Young Ralph's Cross

Last month I drove by Young Ralph’s Cross, on Danby High Moor, which is one of the many standing stones that litter the North Yorkshire Moors. The base and lower and middle shaft-pieces looked medieval, but the cross-head is likely more recent. Various legends are circulated regarding its origin, including an amorous monk and nun who eloped on the spot. More likely, or more pleasantly, Ralph was a farmer who erected the cross at horse height to allow wealthier travellers to leave some coins that the poorer might buy some food. The tale states that Farmer Ralph was appalled at finding an emaciated body at the spot and vowed to do something about it. A groove on the head’s top certainly allows for the leaving of coins, though it is not as convenient to gather them without a horse’s height.

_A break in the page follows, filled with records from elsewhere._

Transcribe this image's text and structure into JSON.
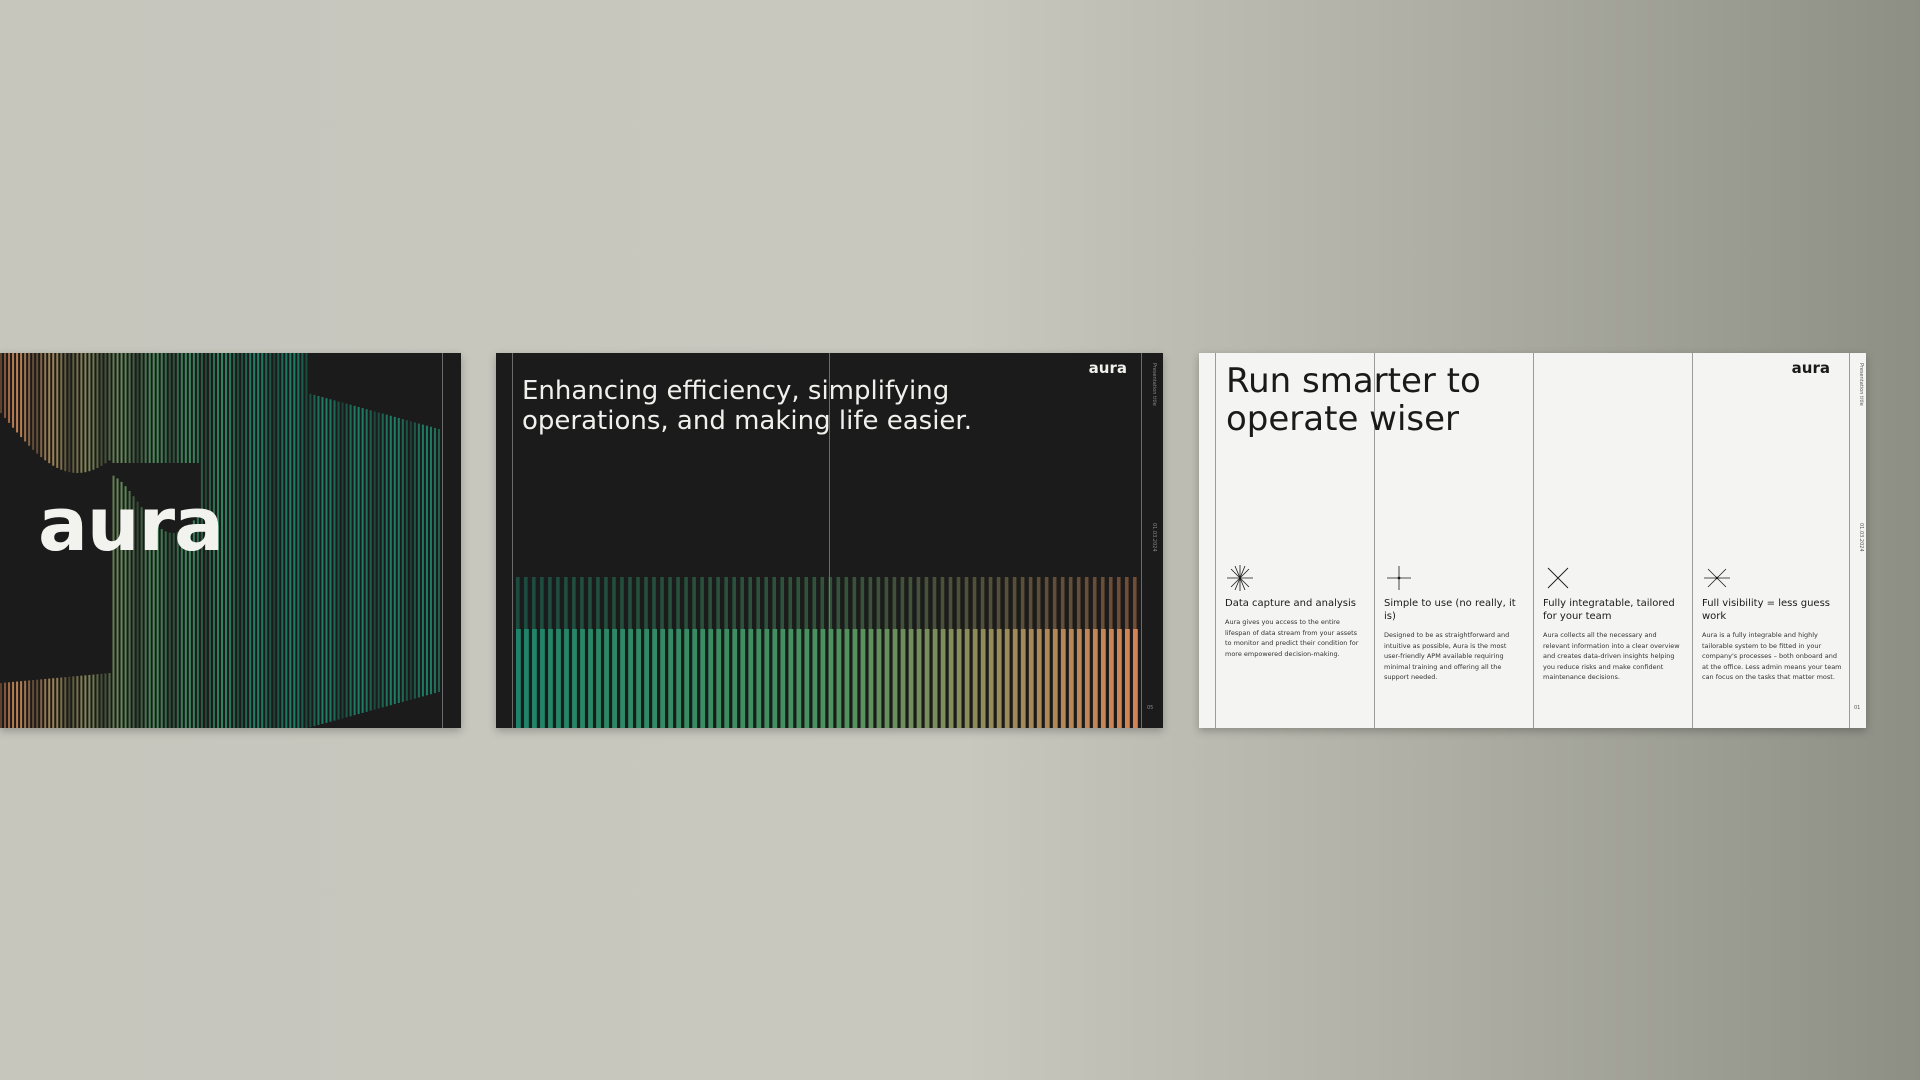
{
  "slides": [
    {
      "id": "cover",
      "theme": "dark",
      "logo_text": "aura"
    },
    {
      "id": "intro",
      "theme": "dark",
      "heading": "Enhancing efficiency, simplifying operations, and making life easier.",
      "logo_text": "aura",
      "rail_title": "Presentation title",
      "rail_date": "01.03.2024",
      "page_number": "05"
    },
    {
      "id": "features",
      "theme": "light",
      "heading": "Run smarter to operate wiser",
      "logo_text": "aura",
      "rail_title": "Presentation title",
      "rail_date": "01.03.2024",
      "page_number": "01",
      "features": [
        {
          "icon": "asterisk-icon",
          "title": "Data capture and analysis",
          "description": "Aura gives you access to the entire lifespan of data stream from your assets to monitor and predict their condition for more empowered decision-making."
        },
        {
          "icon": "crosshair-icon",
          "title": "Simple to use (no really, it is)",
          "description": "Designed to be as straightforward and intuitive as possible, Aura is the most user-friendly APM available requiring minimal training and offering all the support needed."
        },
        {
          "icon": "x-cross-icon",
          "title": "Fully integratable, tailored for your team",
          "description": "Aura collects all the necessary and relevant information into a clear overview and creates data-driven insights helping you reduce risks and make confident maintenance decisions."
        },
        {
          "icon": "star-burst-icon",
          "title": "Full visibility = less guess work",
          "description": "Aura is a fully integrable and highly tailorable system to be fitted in your company's processes – both onboard and at the office. Less admin means your team can focus on the tasks that matter most."
        }
      ]
    }
  ],
  "colors": {
    "teal": "#1f8a6e",
    "green": "#4d9a62",
    "orange": "#e08a58",
    "dark_bg": "#1b1b1b",
    "light_bg": "#f4f4f2"
  }
}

A friend recently described a visit to Cardiff during which he saw masses of workless immigrants sitting around. My heart went out to them. Situated in a wealthy, rural area, Salem Chapel has few desperate locals who need our support, in the physical sense, at least. Though our area is spiritually poor and gospel-starved, its inhabitants are financially well off, settled, contented and fat. The gospel saves souls and gives peace to our spirits, but may we also fill bellies, clothe bodies, cheer minds and shake hands. If young Ralph existed, his cross was put to noble use though it is now hardly needed. One day, there will be no physical needs to meet, so let us take what opportunity is currently given us.

And one of you say unto them, 'Depart in peace, be ye warmed and filled'; notwithstanding ye give them not those things which are needful to the body; what doth it profit? James 2:16